The couple met when Pigeon was working as a waitress at a diner.

Pigeoons first noticed her in 1962, and they married in 1963.

They shared a daughter together in 1966, and Betty and her husband were married in 1969.

The Pigeones moved to Hawaii to pursue their photography hobby, and their son, James, later became a photographer for the Honolulu Star-Advertiser.

In 1970, Betty and James moved to Los Angeles, where they opened the Betty Peeples Photo Shop, which became one of California’s largest independent photography businesses.

The business was later acquired by Pigeone’s longtime manager, Joe Linn, and Pigeotts photography continued to grow.

O’s sister, photographer Margaret O’Mara, founded the Betty Peeps Museum, which houses photos from Betty’s time as a photographer.

And in 1977, O’s husband died.

The photo collection was eventually passed down to her sister, who took it upon herself to catalogue the photographs in the new museum.

But it was O’Peeles death in 2006 that gave her a unique opportunity to work with the public.

She died suddenly at age 69 after being hospitalized with pneumonia.

She was the oldest surviving surviving member of her family.

In 2017, O’mara published a book about her work with Betty, which included an essay in which she detailed her experiences with the photographer and her family during her illness.

Pausele and O’s legacy are both alive in the world of photography, and today, both have been honored with the prestigious Pulitzer Prize.

Pile was a pioneer in the field, and she started her career with the Los Angeles Times as a photojournalist and later became one herself.

Her first photo was taken in 1959.

Her career included working as an assistant for several of the world’s most famous photographers.

She won the Pulitzer for her photo essay, which depicted a man in the rain wearing a bathing suit, which was a popular photograph in the 1930s.

The image won the 1936 Pulitzer for Picture of the Year.

Paine won the National Medal for Photography for her image of a black woman in her car, which she took in 1964.

She also won a bronze medal for her famous shot of the Statue of Liberty, which appeared in the cover of Time magazine.

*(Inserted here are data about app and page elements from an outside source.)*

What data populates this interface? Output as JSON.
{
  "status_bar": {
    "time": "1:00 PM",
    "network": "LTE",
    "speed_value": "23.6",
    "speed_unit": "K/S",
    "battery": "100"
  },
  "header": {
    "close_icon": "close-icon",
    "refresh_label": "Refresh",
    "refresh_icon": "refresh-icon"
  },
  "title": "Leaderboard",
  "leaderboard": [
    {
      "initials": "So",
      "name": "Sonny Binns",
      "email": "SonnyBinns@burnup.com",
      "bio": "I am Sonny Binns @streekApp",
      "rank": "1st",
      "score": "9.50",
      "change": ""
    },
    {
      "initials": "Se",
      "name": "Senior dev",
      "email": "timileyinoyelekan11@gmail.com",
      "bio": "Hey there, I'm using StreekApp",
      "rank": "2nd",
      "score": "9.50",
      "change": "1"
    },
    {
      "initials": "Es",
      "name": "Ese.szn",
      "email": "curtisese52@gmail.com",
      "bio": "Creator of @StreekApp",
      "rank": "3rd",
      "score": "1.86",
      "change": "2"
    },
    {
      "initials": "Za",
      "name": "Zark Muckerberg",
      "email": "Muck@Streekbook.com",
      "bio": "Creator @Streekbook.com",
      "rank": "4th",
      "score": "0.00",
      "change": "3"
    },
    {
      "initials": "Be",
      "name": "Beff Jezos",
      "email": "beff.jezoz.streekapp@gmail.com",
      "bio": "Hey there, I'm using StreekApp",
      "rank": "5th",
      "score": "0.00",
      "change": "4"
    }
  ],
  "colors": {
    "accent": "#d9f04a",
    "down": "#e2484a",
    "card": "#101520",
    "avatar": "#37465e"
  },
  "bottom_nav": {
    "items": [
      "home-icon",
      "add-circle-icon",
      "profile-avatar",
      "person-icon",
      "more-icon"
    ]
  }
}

The Pulitzer Medal was awarded to photographers who “have demonstrated extraordinary bravery in their professional and personal lives” in the “face of overwhelming danger or public opprobrium,” as well as “the most extraordinary achievements in the pursuit of vision.”